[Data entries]

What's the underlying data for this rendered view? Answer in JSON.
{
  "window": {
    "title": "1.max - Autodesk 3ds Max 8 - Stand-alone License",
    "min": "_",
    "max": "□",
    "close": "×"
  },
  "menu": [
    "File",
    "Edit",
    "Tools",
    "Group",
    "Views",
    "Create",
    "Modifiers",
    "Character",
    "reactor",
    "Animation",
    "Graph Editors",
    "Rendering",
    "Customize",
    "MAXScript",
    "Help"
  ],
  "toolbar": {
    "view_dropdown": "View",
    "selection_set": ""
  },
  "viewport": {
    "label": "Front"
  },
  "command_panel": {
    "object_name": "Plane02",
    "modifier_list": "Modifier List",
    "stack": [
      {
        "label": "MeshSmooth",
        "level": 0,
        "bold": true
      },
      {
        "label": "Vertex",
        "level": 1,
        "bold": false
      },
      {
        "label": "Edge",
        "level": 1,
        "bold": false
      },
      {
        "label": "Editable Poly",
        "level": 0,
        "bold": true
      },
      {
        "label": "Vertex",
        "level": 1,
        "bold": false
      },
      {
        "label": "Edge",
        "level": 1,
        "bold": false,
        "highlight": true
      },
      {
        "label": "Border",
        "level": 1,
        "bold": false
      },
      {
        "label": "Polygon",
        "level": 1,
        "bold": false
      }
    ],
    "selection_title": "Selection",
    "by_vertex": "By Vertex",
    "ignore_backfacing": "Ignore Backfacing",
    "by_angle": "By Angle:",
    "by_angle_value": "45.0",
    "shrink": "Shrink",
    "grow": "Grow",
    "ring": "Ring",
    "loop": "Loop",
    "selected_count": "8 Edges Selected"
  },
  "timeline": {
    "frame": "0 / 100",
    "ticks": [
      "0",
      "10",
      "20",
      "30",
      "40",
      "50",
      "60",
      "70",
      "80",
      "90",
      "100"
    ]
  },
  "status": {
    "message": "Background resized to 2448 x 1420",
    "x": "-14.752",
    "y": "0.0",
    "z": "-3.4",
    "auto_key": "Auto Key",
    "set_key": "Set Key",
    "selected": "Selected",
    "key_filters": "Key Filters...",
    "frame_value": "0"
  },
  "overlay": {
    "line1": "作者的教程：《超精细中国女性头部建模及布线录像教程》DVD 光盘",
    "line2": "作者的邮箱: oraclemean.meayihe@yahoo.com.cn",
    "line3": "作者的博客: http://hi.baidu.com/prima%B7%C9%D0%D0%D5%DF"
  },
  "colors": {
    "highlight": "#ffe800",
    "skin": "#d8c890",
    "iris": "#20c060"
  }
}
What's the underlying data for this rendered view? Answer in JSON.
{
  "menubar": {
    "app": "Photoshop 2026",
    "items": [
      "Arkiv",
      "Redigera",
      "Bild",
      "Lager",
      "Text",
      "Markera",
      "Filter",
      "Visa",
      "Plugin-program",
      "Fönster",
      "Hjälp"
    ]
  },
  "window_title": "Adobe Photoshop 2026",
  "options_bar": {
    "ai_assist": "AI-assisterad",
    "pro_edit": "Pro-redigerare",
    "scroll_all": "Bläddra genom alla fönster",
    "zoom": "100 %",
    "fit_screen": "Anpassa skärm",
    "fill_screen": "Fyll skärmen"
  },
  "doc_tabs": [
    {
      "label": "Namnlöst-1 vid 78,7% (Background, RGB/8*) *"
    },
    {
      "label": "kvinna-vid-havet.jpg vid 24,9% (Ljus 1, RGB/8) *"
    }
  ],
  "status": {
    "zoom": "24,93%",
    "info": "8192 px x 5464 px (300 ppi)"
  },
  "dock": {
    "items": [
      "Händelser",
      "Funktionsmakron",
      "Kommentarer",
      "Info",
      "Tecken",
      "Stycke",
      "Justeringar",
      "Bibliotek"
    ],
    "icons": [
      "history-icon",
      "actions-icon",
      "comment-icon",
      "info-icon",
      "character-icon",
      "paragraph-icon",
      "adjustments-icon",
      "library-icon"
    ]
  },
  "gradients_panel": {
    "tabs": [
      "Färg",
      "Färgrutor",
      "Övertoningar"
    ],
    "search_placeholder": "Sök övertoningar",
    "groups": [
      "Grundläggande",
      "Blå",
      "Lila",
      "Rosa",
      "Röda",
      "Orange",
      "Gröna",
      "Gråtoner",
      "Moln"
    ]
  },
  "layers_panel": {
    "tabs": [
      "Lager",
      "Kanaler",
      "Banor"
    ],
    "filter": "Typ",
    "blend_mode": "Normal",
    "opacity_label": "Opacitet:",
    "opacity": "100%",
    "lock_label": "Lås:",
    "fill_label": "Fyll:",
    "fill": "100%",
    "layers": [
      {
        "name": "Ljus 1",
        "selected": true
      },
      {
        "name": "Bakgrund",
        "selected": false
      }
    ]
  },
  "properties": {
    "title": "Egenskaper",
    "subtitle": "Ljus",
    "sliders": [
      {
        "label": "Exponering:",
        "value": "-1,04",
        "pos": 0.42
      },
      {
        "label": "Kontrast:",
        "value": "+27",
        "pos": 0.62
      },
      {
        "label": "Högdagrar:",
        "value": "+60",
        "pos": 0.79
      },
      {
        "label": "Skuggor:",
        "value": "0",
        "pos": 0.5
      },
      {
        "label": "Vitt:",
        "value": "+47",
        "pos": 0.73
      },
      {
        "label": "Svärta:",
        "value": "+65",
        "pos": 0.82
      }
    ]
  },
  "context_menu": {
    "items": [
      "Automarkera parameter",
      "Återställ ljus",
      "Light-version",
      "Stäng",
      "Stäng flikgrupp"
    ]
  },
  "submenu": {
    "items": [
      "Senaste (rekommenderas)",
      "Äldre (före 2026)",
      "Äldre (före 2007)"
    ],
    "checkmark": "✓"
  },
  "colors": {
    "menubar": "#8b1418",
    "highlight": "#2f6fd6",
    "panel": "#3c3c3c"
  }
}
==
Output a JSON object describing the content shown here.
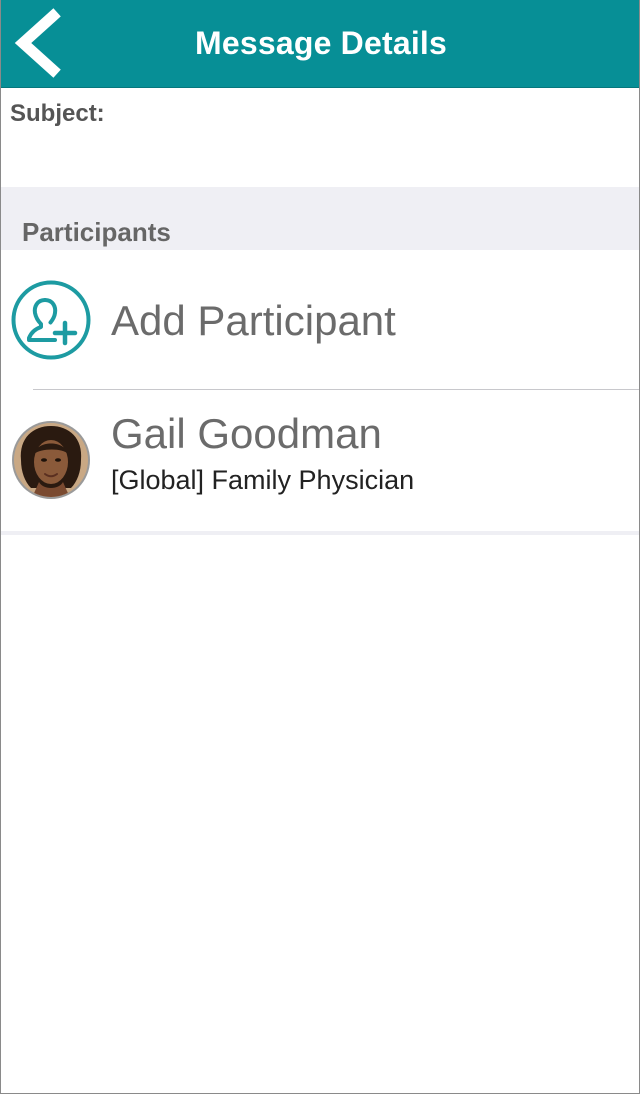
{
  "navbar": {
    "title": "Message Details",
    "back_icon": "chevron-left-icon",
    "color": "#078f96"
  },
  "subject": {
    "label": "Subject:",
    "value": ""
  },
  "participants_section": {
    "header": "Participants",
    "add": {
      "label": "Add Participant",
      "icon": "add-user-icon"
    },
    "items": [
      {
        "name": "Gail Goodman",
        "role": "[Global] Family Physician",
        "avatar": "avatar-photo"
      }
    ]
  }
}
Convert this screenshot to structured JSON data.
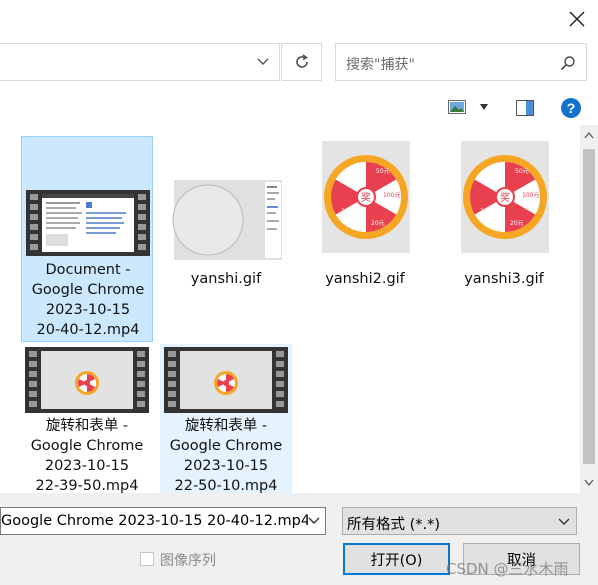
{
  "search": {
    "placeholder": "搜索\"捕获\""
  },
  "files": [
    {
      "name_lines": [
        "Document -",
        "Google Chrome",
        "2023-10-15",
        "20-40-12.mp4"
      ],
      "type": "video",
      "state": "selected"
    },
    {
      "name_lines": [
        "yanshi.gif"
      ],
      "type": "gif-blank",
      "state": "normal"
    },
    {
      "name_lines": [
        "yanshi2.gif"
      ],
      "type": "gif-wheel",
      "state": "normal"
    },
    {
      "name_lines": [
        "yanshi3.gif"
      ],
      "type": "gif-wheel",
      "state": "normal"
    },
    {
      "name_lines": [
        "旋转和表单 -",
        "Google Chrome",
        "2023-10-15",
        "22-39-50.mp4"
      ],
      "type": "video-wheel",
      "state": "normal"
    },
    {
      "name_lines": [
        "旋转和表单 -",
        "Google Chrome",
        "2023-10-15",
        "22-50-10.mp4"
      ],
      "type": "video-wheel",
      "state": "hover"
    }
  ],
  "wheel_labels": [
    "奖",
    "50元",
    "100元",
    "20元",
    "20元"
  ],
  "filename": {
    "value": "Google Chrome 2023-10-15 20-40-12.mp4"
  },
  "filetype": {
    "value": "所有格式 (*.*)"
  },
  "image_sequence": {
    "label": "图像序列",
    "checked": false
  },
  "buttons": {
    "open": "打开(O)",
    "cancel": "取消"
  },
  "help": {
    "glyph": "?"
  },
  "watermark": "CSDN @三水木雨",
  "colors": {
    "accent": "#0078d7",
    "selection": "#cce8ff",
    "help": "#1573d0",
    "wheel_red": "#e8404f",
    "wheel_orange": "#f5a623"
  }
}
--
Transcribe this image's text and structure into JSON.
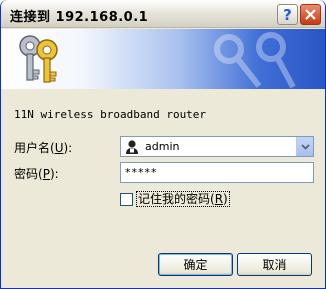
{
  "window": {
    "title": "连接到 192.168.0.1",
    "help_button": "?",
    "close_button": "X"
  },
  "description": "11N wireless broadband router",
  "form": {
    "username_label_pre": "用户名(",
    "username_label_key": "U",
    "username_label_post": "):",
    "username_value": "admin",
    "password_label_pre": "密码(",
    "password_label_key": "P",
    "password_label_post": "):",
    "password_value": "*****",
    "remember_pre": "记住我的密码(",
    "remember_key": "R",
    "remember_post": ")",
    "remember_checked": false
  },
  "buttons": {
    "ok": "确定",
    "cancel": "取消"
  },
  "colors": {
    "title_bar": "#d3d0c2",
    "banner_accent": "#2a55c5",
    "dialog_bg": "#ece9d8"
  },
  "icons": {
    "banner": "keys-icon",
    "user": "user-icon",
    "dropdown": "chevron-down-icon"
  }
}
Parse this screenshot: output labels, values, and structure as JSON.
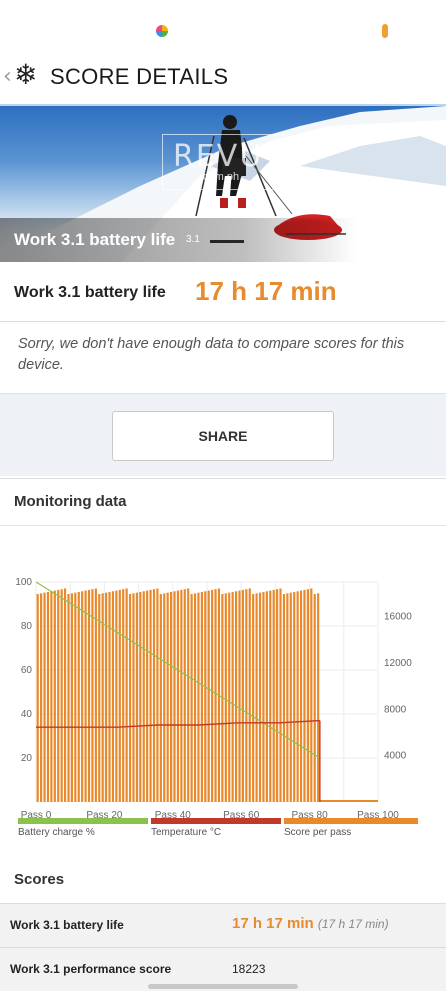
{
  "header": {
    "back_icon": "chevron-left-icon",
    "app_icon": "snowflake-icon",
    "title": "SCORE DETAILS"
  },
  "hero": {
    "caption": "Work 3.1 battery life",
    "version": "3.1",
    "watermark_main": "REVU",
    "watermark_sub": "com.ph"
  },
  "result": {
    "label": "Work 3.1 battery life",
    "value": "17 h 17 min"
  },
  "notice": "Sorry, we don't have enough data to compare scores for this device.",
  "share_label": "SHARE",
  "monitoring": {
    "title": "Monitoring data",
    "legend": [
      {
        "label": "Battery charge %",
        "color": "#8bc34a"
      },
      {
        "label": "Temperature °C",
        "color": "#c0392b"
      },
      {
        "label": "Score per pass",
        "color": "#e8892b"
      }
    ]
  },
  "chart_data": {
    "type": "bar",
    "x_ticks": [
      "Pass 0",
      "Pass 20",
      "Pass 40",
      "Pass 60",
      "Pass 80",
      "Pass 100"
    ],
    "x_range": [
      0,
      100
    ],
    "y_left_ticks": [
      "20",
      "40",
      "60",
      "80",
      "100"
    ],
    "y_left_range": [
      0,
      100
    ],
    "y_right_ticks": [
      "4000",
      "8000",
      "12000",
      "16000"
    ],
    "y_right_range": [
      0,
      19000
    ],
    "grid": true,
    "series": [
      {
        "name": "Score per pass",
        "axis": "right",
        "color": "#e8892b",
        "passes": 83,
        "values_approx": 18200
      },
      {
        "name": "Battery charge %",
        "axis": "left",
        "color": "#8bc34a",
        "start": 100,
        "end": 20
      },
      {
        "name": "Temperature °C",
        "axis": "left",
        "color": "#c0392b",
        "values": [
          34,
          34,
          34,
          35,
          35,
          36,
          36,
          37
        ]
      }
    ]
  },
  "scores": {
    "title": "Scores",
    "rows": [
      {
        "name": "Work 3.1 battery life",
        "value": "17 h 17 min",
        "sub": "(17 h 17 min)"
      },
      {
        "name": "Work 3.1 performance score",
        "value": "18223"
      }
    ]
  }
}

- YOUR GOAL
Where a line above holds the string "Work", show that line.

- ANSWER TO THIS EXERCISE
    "caption": "Work 3.1 battery life",
    "label": "Work 3.1 battery life",
        "name": "Work 3.1 battery life",
        "name": "Work 3.1 performance score",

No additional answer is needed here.